At ARTE, artisans come together not only to sell their handcrafts to the public, but also to support each other in one’s journey. Jan D’Sa, artist-designer-sculptor-writer and owner of both Janys De and the Cultural Arts Travelogue, has such a story to share.
“I was a repressed creative for nearly 20 years, allowing my sketches and paintings to be viewed by my own two eyes and no one else’s. I also threw my performing artist and musician garb into the metaphorical dark alley and retreated into my shell. I became a very shy and reserved person.” Those who know Jan since she joined ARTE in its early days may probably remember that shy girl.
Jan, instead, chose to showcase her creativity through secondary artforms, i.e. through writing, through salt dough mini-sculptures (below) and wire crochet jewelry making.
Then one day in 2011, a Philipino artist by the name of Alvin Apolonio, showed up at ARTE with paintings that awoke a dormant artistic volcano within Jan. Like many repressed creatives, she was felt a lot of fear in painting again. “I decided to attend an art workshop that Alvin Apolonio held, in conjunction with Carrie Wareham, Black Sheep Art Studio (an ARTE member). It was just so that I could work past this block that I had.”
“I will never forget what Alvin told me as I started to use the paintbrush after 2 decades and struggled to hold it with confidence.” Alvin said, “I look forward to seeing your art. You have it in you. Just a bit of practice.””
Eight months later, this April 2012, Jan finally showed her art to the public for the first time at ARTE. Sadly, Alvin was not around to see it. He had passed away in the Philippines after a brief illness early this year.
“I was devastated as were many other artisans who regarded Alvin not only as a versatile painter and artist, but a friend. I had also experienced another artisan pass away a day after Alvin passed away (she was a jewelry designer), so the devastation of 2 creatives passing away was quite a strong experience.”
These days Jan has allowed her music and theatrical expression to show itself, though in small, monitored doses. She has also mustered courage to step out and give workshops in creative writing where the art of spontaneity and reconnection with one’s creative self are key. She has dared to create mixed media work where she combines various art and handcraft techniques such as wire work, crochet, acrylics, decoupage and clay. “All because Alvin reminded me that the secret to living more is by creating more.” Whenever Jan gets stuck as a creative, she remembers Alvin’s words and pushes beyond borders into the realm that only other former repressed creatives know of.

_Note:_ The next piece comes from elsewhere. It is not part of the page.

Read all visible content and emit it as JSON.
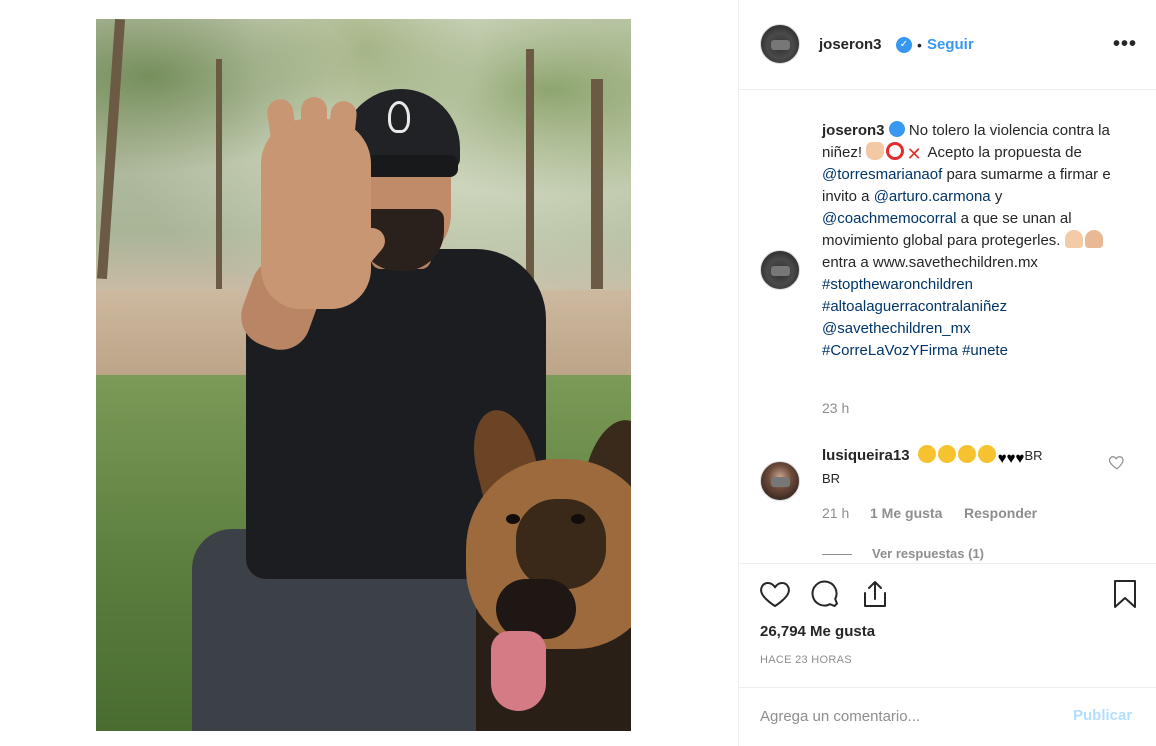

Has an artisan changed your life beyond what you expected? Let us know how and you could be featured.